Top of GIVEN RECORDS

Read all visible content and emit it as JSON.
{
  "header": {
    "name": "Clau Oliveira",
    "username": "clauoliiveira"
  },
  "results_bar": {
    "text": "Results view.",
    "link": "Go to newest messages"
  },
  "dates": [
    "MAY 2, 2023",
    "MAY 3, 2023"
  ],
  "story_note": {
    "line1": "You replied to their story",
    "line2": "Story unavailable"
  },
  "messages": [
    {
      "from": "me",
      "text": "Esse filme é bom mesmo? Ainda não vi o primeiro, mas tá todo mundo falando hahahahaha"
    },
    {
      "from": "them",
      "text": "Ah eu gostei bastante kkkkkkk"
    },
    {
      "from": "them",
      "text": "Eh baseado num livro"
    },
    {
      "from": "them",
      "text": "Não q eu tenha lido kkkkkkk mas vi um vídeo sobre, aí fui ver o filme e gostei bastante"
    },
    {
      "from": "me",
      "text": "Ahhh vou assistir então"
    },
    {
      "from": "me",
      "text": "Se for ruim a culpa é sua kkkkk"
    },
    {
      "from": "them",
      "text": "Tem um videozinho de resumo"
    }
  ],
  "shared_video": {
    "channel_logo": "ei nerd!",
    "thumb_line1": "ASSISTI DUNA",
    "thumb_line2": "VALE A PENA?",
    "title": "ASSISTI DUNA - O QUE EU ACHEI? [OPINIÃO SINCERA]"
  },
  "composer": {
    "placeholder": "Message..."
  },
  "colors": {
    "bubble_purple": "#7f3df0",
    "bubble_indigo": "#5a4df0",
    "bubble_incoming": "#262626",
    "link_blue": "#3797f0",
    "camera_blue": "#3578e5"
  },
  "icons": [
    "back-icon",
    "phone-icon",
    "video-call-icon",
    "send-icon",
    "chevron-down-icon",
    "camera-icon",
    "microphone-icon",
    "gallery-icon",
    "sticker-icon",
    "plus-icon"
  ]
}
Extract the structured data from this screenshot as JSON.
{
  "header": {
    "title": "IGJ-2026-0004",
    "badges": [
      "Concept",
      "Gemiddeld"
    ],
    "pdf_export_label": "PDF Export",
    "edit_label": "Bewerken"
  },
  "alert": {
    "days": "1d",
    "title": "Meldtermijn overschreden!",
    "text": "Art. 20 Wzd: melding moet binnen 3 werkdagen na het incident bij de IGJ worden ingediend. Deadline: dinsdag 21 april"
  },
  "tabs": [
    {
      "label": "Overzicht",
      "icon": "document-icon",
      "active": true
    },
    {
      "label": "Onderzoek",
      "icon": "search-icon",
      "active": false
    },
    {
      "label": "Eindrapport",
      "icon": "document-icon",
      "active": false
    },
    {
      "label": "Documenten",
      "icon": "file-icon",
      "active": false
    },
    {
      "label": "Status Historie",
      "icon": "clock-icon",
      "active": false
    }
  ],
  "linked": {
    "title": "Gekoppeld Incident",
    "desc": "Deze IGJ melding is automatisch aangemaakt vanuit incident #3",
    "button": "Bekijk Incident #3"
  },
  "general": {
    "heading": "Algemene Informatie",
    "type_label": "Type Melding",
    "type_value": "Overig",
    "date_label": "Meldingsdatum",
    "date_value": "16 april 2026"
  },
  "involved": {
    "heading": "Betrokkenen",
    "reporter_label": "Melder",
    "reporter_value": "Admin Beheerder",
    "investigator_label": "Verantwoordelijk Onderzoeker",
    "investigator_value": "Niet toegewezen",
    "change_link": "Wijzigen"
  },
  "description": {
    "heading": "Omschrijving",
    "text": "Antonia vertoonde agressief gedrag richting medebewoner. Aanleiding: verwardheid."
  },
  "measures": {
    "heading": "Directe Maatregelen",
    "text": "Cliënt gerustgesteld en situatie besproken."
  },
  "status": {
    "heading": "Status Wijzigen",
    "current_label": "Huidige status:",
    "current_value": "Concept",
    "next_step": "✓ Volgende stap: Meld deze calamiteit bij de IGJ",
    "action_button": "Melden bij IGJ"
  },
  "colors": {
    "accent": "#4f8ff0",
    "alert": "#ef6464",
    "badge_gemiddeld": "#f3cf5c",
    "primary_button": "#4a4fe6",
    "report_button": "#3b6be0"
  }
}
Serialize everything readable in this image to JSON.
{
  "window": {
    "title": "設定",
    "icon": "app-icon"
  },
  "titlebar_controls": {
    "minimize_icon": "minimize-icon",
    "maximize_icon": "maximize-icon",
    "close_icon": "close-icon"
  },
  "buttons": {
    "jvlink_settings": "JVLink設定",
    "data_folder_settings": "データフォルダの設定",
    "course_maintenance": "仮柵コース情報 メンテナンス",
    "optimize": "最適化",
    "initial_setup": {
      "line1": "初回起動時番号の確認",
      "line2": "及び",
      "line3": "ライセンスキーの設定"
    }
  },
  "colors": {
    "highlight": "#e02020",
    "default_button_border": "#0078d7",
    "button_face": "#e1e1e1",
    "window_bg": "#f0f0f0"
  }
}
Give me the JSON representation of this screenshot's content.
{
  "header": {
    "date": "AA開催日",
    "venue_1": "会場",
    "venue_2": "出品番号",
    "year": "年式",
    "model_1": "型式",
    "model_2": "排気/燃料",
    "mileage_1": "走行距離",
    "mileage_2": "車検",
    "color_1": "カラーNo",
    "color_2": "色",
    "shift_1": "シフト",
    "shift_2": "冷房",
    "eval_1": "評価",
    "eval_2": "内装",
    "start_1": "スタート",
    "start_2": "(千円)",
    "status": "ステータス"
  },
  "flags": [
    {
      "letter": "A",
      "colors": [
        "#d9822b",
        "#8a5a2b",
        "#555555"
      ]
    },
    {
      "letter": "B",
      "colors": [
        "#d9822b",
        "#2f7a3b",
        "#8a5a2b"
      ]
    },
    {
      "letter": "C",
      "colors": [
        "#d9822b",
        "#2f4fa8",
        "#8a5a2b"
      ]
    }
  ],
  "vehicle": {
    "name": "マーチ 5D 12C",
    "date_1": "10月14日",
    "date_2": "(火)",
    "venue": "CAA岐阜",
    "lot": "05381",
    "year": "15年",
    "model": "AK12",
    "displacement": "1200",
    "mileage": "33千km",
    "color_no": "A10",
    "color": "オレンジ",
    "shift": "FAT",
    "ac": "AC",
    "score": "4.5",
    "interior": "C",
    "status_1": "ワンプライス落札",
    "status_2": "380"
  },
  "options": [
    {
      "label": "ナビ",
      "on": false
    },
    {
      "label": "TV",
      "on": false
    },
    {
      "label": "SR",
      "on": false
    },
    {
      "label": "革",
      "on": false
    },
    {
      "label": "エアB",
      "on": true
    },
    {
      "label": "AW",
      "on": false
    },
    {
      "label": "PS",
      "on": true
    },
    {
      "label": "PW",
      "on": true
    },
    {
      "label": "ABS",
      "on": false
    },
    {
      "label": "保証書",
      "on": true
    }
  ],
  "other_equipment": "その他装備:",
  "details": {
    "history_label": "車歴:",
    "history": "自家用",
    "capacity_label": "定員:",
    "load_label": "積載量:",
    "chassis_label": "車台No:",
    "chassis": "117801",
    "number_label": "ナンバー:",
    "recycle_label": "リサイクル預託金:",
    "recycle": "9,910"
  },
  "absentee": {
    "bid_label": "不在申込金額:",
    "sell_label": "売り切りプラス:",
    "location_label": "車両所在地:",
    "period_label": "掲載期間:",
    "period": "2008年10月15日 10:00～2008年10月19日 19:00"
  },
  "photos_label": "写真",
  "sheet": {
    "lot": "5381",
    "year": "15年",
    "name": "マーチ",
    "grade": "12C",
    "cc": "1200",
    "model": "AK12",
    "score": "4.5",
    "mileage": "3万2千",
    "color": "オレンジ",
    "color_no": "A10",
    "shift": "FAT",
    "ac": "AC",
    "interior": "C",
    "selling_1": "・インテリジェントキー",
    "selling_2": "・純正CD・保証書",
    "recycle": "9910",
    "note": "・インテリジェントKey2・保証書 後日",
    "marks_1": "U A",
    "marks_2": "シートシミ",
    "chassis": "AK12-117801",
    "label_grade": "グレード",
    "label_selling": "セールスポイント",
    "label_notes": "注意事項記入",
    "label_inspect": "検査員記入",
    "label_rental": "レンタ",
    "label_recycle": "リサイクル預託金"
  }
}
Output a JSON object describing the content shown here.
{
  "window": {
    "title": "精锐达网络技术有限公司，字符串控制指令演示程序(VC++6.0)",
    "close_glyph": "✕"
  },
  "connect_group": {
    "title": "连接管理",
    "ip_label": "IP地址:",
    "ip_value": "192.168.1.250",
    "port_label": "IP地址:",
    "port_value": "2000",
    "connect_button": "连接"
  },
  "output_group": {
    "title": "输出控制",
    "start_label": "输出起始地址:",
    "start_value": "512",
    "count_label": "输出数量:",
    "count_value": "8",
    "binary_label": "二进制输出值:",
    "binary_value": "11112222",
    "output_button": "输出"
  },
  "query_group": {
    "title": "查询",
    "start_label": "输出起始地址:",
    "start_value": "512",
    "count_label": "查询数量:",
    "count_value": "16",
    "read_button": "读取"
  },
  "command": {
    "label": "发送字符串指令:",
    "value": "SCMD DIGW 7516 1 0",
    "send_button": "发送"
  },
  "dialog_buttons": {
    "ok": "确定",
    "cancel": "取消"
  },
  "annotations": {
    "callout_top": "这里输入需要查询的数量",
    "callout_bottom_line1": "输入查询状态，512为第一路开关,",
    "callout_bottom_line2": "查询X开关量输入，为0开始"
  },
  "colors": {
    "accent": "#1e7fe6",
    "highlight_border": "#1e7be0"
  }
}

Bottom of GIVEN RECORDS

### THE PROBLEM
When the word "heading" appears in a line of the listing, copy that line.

### THE COMPLETED TASK
    "heading": "Algemene Informatie",
    "heading": "Betrokkenen",
    "heading": "Omschrijving",
    "heading": "Directe Maatregelen",
    "heading": "Status Wijzigen",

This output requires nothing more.